The previous night I saw the penultimate Mat Ricardo’s London Varieties at the Leicester Square Theatre (last show this year and possibly forever is next month). That managed to smoothly blend admirably foul-mouthed Jenny Eclair, an extraordinary ping-pong act by Rod Laver (not the tennis champion), a So and So Circus dance acrobat duo and veteran comic Jimmy Cricket.
The previous day, I had chatted to Susan Harrison about her Cabarera Club (more on that in a future blog) and been interviewed by Si Hawkins for an upcoming piece in Fest magazine about what may or may not follow ‘alternative comedy’.
It feels as if Variety/Cabaret may be the answer, though who knows? Not me.
‘Alternative Comedy’ at the late Malcolm Hardee’s clubs – and many others in the days when it really was alternative – meant shows where you saw some stand-up comedians and perhaps a music act, a juggler, a possibly psychotic indescribable act and perhaps a man torturing teddy bears (bring back that act!)
Possibly the most bizarre two things in a very odd evening last night, though, happened outside the venue after Pull The Other One had finished.
Vivienne Soan told me she had stumbled on what was, to both of us, an unknown sub-culture of Laughter Clubs scattered around the country.
“I’ve never heard of them,” I said.
“Neither had I,” said Vivienne. “They’re all over the country.”
“Maybe they are like Fight Clubs,” I suggested. “You must never talk about them.”
“They have £175 lessons,” Vivienne told me, “where they teach you how to laugh. And they give you a certificate afterwards. I think they really ARE having a laugh.”

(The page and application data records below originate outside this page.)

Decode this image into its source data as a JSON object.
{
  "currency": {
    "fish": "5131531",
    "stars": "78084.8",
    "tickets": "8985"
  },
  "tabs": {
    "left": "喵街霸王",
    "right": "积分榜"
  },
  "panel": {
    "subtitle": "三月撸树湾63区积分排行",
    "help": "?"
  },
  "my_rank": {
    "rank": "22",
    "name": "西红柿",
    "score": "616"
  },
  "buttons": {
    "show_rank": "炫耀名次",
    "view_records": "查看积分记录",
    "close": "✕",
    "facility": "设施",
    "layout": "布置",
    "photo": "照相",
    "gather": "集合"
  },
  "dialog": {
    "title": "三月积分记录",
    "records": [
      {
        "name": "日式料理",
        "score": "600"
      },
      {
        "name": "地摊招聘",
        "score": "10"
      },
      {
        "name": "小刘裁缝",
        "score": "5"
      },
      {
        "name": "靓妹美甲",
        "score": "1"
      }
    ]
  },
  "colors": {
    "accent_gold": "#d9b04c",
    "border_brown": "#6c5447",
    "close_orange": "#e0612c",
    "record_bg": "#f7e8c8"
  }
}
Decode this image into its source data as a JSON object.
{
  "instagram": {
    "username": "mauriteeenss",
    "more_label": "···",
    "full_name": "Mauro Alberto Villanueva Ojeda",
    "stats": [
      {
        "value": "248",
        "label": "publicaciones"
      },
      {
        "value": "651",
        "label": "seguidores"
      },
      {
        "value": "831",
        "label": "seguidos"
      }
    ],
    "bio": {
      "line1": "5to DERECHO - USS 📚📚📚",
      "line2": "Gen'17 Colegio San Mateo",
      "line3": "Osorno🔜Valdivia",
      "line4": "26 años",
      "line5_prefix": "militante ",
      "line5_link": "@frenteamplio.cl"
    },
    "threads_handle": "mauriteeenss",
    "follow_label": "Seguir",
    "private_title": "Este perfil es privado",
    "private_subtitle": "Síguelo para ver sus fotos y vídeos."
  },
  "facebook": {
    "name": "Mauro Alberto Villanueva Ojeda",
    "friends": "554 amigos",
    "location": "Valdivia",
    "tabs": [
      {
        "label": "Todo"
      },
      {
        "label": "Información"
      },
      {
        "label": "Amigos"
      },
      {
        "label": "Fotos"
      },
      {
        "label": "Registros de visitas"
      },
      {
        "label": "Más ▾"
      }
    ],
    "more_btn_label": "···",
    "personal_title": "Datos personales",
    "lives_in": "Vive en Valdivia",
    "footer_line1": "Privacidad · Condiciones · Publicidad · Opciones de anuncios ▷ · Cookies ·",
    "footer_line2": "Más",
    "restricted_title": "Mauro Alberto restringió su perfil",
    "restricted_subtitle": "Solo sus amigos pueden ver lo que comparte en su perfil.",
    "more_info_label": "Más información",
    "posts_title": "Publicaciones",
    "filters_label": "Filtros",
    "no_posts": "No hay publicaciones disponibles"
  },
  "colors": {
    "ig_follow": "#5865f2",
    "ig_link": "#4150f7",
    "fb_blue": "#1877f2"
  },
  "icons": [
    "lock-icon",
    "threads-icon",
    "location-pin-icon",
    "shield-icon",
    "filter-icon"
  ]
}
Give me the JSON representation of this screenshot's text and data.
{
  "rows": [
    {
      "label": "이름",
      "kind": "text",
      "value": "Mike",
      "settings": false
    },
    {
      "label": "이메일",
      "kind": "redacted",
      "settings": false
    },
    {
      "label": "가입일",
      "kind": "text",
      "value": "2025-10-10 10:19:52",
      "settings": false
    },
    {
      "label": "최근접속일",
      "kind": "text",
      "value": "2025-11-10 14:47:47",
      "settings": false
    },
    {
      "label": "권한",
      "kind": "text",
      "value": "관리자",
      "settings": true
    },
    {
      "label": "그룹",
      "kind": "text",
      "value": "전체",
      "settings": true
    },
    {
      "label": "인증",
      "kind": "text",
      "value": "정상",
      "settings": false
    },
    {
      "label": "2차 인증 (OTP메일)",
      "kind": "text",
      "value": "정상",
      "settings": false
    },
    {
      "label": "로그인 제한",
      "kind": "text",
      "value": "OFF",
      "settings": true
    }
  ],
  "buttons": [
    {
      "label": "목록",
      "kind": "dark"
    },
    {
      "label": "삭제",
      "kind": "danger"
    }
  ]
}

Shortly afterwards, I had a chat with comedian Lewis Schaffer, who does not normally go to other people’s shows but had been bullied into going to Pull The Other One by his tenant. (He has tenants; he’s Jewish; what can I say?)
“I’m depressed,” he told me.
“Great,” I said. “You’re at your best when you’re depressed. What has happened?”
“My Leicester Square show has been extended again,” he said, glumly.
His weekly show Lewis Schaffer’s American Guide To England started in March this year, for an 8-week run. It was then extended for a few weeks. Then extended to the end of July. And now it has been extended again until next March (with a break for the Edinburgh Fringe in August).
“It’s a disaster,” said Lewis Schaffer.
“You mean it sounds too successful and Lewis Schaffer does not ‘do’ success?” I asked.
“Yes,” said Lewis Schaffer. “It will all end in tears.”
“You could always start torturing teddy bears on stage,” I said.
Lewis Schaffer looked at me. There was a pause.
“You’re just trying to make me feel better,” he said. “It’s going to be a disaster.”
“Why?” I asked.
“Because I’m Lewis Schaffer,” he said.
“You have a point there,” I agreed. “But don’t worry. Look on the bright side. Maybe it will never happen. Success.”
Despite my attempt at reassurance, Lewis Schaffer walked into the night, his brow furrowed, fretting about the unwelcome possibility of success.